What Makes a Mystery Good?
What Makes a Mystery Good - The Kate George version.
I’ve been giving a lot of thought to what it takes to make a good mystery, and you know what I’ve discovered? I don’t know. Yep, I’m a mystery writer and I don’t know what makes a good mystery. I think that’s because the characters are more important to me than the plot.
Don’t get me wrong, I was fascinated by the Da Vinci Code. That was some interesting stuff that Dan Brown threw in there. I was right there with him the whole way, examining The Last Supper and wondering how much of this stuff was true. In fact, I still want to know how much of it is true. But at least in part that was because I identified with Dr. Robert Langdon. That Dude was in a heck of a bind.
What gets me interested in any story, mystery or not, is the protagonist. Can I relate? Do I get inside his or her head? Are the characters believable? I can take quite a bit of improbability if the protagonist comes alive for me. It’s the cast of characters, the human – or not so human – interactions that make or break a story for me. If the relationships fall flat, if they don’t ring true, if the cast is acting out of character, then it doesn’t matter what the writer does with the plot, I just can’t get into it.
Jenny Crusie was talking about this on her blog (http://www.jennycrusie.com/ ) the other day.

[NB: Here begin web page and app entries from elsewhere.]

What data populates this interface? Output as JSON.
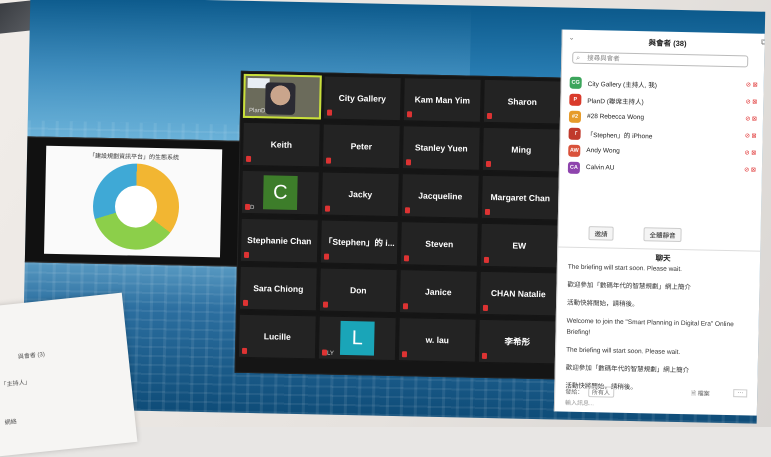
{
  "participants_panel": {
    "title": "與會者 (38)",
    "search_placeholder": "搜尋與會者",
    "participants": [
      {
        "initials": "CG",
        "name": "City Gallery (主持人, 我)",
        "color": "#3ca55c"
      },
      {
        "initials": "P",
        "name": "PlanD (聯席主持人)",
        "color": "#d93a2b"
      },
      {
        "initials": "#2",
        "name": "#28 Rebecca Wong",
        "color": "#e69b2a"
      },
      {
        "initials": "「",
        "name": "「Stephen」的 iPhone",
        "color": "#c0392b"
      },
      {
        "initials": "AW",
        "name": "Andy Wong",
        "color": "#d9523b"
      },
      {
        "initials": "CA",
        "name": "Calvin AU",
        "color": "#8e44ad"
      }
    ],
    "invite_label": "邀請",
    "mute_all_label": "全體靜音"
  },
  "chat": {
    "title": "聊天",
    "messages": [
      "The briefing will start soon. Please wait.",
      "歡迎參加「數碼年代的智慧規劃」網上簡介",
      "活動快將開始，請稍後。",
      "Welcome to join the \"Smart Planning in Digital Era\" Online Briefing!",
      "The briefing will start soon. Please wait.",
      "歡迎參加「數碼年代的智慧規劃」網上簡介",
      "活動快將開始，請稍後。"
    ],
    "send_to_label": "發給：",
    "send_to_value": "所有人",
    "file_label": "檔案",
    "input_placeholder": "輸入訊息..."
  },
  "gallery": {
    "host_label": "PlanD",
    "tiles": [
      "City Gallery",
      "Kam Man Yim",
      "Sharon",
      "Keith",
      "Peter",
      "Stanley Yuen",
      "Ming",
      "C",
      "Jacky",
      "Jacqueline",
      "Margaret Chan",
      "Stephanie Chan",
      "「Stephen」的 i...",
      "Steven",
      "EW",
      "Sara Chiong",
      "Don",
      "Janice",
      "CHAN Natalie",
      "Lucille",
      "L",
      "w. lau",
      "李希彤"
    ],
    "tile_sub_c": "D",
    "tile_sub_l": "LY"
  },
  "slide": {
    "title": "「建設規劃資訊平台」的生態系統"
  },
  "paper_panel": {
    "title": "與會者 (3)",
    "line1": "「主持人」",
    "line2": "網絡"
  }
}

Characters need vulnerabilities in order for us to care about them. When a flawed person unravels the murder it’s much more satisfying than if a perfect person figures it out. After all, it’s not that difficult for a perfect person to do anything, we expect perfection to succeed. But when a person with physical, emotional or psychological wounds triumphs, we triumph with them. We cheer the underdog.
Think of your favorite protagonists. Robert B. Parker’s Sunny Randall loves her ex-husband but can’t live with him. Janet Evanovich’s Stephanie Plum is an incompetent bounty hunter and terrible at relationships. P.D. James’s Inspector Dalgliesh get’s too involved in his cases, and also has relationship troubles. Dorothy Gilman’s Mrs. Pollifax is aging and doesn’t think there is anything left for her to contribute to life. She is the antithesis of everything we expect the hero of an international spy to be.

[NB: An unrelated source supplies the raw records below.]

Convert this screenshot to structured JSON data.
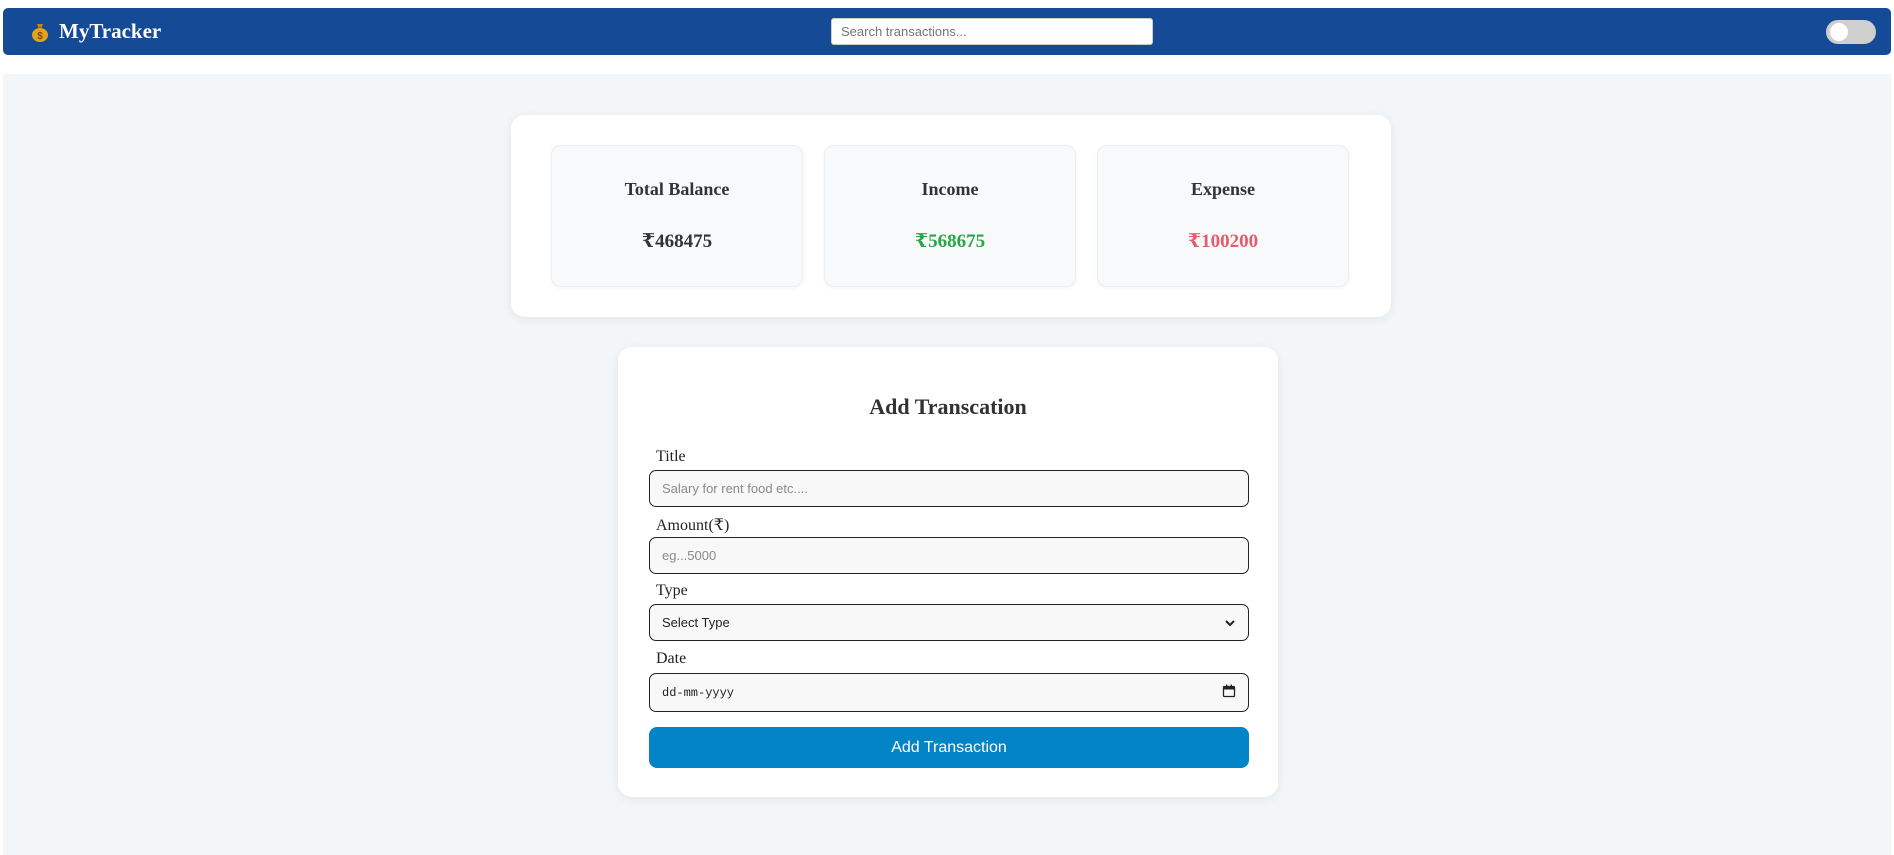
{
  "navbar": {
    "brand_icon": "money-bag-icon",
    "brand_name": "MyTracker",
    "search_placeholder": "Search transactions...",
    "theme_toggle": "off"
  },
  "summary": {
    "cards": [
      {
        "title": "Total Balance",
        "value": "₹468475",
        "color": "#333333"
      },
      {
        "title": "Income",
        "value": "₹568675",
        "color": "#28a745"
      },
      {
        "title": "Expense",
        "value": "₹100200",
        "color": "#e35d6a"
      }
    ]
  },
  "form": {
    "heading": "Add Transcation",
    "title_label": "Title",
    "title_placeholder": "Salary for rent food etc....",
    "amount_label": "Amount(₹)",
    "amount_placeholder": "eg...5000",
    "type_label": "Type",
    "type_selected": "Select Type",
    "date_label": "Date",
    "date_placeholder": "dd-mm-yyyy",
    "submit_label": "Add Transaction"
  },
  "colors": {
    "navbar": "#144a96",
    "accent_button": "#0284c7",
    "income": "#28a745",
    "expense": "#e35d6a",
    "page_background": "#f3f6f9"
  }
}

As at turns out Emily Pollifax is a tough old bird and comes through a lot of trials and tribulations. But we never stop worrying about her. She could be our grandmother, and how dare anyone put her in harm’s way.
But here’s the thing about Mrs. Emily Pollifax; she makes connections with people wherever she goes. Language and cultural differences don’t dissuade her. She’s wise enough to know what binds us together as the human race. She lets others see her vulnerabilities and as a result she is liked and helped by people around the world. She is especially respected by the younger, stronger men she ends up working with because she can accomplish through reaching out to people what they cannot do with spy skills and brute force.

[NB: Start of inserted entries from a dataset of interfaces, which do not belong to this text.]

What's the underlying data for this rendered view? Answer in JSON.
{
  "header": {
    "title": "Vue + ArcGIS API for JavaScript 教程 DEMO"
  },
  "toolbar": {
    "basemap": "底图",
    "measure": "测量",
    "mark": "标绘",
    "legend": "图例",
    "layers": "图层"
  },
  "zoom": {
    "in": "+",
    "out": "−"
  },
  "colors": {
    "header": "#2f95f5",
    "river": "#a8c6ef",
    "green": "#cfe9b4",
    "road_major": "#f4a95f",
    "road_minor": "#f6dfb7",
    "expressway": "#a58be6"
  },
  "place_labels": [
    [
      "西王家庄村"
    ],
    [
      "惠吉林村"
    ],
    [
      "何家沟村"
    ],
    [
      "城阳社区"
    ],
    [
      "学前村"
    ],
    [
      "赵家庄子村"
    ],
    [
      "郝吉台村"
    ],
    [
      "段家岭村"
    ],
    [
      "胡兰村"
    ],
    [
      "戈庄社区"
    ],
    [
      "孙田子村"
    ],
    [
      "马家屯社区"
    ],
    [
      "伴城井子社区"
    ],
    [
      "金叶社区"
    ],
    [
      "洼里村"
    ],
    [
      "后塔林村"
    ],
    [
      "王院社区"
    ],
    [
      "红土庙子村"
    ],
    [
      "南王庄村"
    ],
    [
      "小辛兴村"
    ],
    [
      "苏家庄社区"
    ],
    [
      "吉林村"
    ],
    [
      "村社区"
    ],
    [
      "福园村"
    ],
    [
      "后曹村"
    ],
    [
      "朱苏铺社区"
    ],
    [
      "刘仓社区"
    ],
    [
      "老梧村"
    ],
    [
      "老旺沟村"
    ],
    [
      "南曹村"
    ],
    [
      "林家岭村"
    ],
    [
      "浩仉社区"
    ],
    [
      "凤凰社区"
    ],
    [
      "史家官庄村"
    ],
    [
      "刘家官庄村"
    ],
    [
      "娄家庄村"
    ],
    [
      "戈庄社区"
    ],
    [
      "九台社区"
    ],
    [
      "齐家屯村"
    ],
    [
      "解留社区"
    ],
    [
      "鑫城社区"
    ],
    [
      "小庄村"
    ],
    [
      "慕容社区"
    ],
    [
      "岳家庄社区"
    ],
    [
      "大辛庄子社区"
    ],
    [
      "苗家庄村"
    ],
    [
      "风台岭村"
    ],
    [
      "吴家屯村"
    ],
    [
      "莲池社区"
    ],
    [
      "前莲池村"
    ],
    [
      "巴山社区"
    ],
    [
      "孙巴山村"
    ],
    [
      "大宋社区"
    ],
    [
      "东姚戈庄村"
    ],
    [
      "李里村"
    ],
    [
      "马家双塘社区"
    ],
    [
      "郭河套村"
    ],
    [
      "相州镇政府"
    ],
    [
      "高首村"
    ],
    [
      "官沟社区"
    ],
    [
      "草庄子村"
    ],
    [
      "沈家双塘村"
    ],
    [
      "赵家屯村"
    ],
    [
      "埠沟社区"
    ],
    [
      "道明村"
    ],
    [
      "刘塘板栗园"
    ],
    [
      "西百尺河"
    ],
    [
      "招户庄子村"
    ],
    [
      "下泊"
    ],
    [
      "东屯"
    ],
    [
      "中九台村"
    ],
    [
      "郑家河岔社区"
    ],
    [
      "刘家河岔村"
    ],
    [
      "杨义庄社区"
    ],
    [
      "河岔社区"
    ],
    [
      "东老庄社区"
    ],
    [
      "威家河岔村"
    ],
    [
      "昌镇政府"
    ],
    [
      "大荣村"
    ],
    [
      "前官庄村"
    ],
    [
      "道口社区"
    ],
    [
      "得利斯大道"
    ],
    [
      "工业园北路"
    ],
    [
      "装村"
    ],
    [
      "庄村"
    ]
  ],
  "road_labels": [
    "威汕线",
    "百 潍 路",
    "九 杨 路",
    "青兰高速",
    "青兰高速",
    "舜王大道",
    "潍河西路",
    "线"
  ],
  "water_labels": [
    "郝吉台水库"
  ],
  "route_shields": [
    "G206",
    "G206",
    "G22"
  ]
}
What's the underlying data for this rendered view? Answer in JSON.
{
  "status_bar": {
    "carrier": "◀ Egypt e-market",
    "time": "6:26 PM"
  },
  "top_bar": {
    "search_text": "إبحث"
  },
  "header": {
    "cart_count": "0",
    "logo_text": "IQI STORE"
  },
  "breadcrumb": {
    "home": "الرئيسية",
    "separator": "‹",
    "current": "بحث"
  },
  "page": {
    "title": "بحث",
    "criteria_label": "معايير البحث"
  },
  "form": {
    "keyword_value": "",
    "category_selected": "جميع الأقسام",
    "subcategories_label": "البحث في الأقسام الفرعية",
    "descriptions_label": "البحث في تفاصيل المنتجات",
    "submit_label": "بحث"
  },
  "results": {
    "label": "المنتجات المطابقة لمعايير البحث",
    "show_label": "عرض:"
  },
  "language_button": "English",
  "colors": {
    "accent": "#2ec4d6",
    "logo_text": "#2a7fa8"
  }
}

Are the Mrs. Pollifax mysteries probable? Probably not. Do I care about her and want her to succeed? Yes. And in the end, when Mrs. Pollifax comes home stronger and wiser, having thwarted an international bad guy, I’m elated. Because if Mrs. Pollifax can do it so can I.
So in the end what makes a good mystery for me is a flawed protagonist I can relate to, dipped in enough hot water that I worry how it’s all going to turn out all right.
And so we come to my Protagonist, Bella Bree MacGowan. Here we have a thirty-year-old woman who hasn’t really gotten around to starting her life. Bree went to college, but then went to work as a paste-up tech at her best friend’s weekly newspaper. She works two jobs to keep herself in dogs and ponies. Her relationships are all short term. She attracts trouble, which may be why she can’t keep boyfriends. Bree is a flawed protagonist if I there ever was one.
But she rises to the occasion. She does what needs to be done with what the materials at hand. She’s resourceful, and best of all Bree has a sense of humor. She handles everything with a little irreverence and takes us along on the ride with her. If you like your mystery with a side of laughter, Bree is the protagonist for you.
Award winning writer, Kate George, is the author of Moonlighting in Vermont and California Schemin’ (due out March 1, 2011). She lives in Vermont with Dogs, kids, and currently, snow. You can reach her at http://www.kategeorge.com/ . Her books are available at http://www.mainlymurderpress.com/ , amazon.com or can be ordered from any bookstore.